01-19-2005, 01:54 PM
I'm planning on a digital camera and printer purchase, but I am continuously encountering the "15% restocking fee" issue on return policies. Is this now standard everywhere? (I've encountered it at Good Guys, Best Buy and Dell.) I really want the ability to exchange my camera for another once I've had a chance to test it at home. JP

ReF
01-19-2005, 02:47 PM
I'm planning on a digital camera and printer purchase, but I am continuously encountering the "15% restocking fee" issue on return policies. Is this now standard everywhere? (I've encountered it at Good Guys, Best Buy and Dell.) I really want the ability to exchange my camera for another once I've had a chance to test it at home. JP

the reason for restocking fees is because once a product is opened and then returned, it can't be sold as new. the used product therefore has to be marked down in price or no one would buy it. the restocking fee covers the mark down in price so that the seller doesn't loose money from returns. of course some places charge you the restocking fee and then turn around and sell the used product as new, while others abuse the restocking fee policy and charge you whether you have opened the product or not. the restocking fee is both a good and a bad thing, because potentially, a person could "test" every camera a seller carries(or a good amount of them) for free and return them. you also wouldn't want to pay or a "new" camera and find out that someone else had "tested" it before, would you? that's why we have reviews, where much of the testing has been done for us. as for the bad things about restocking fees, well, we already know.

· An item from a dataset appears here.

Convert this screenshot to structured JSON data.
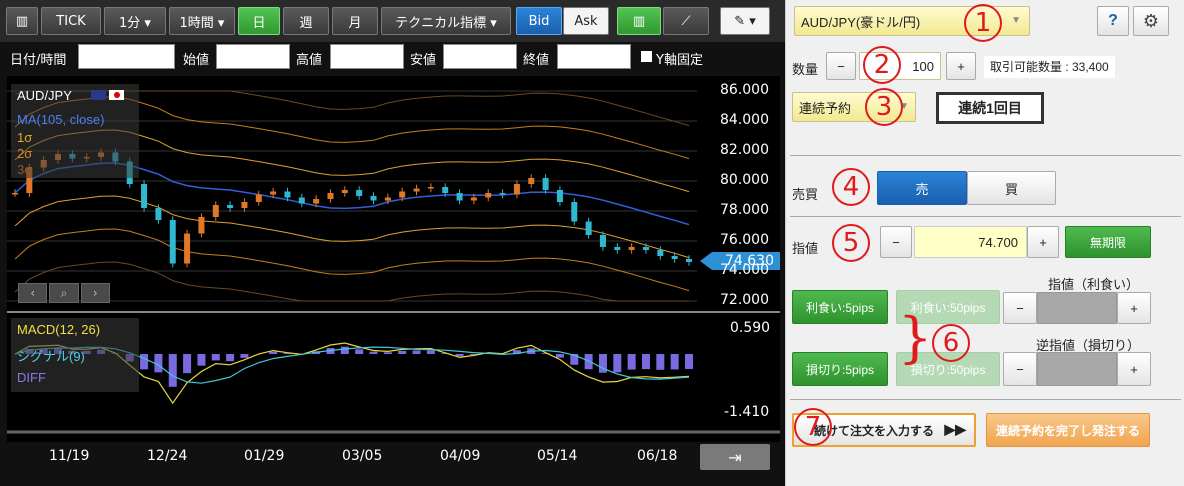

UberVamp44
01-19-2005, 05:19 PM
Well most plases if you are returning an camera cuz its defective they will wave the restock fee but if you are returning it cuz you dont like it well that seems more like a personal problem to them and thats kinda how I view it but like you I have encounterd the 15% restock fee at many places aswell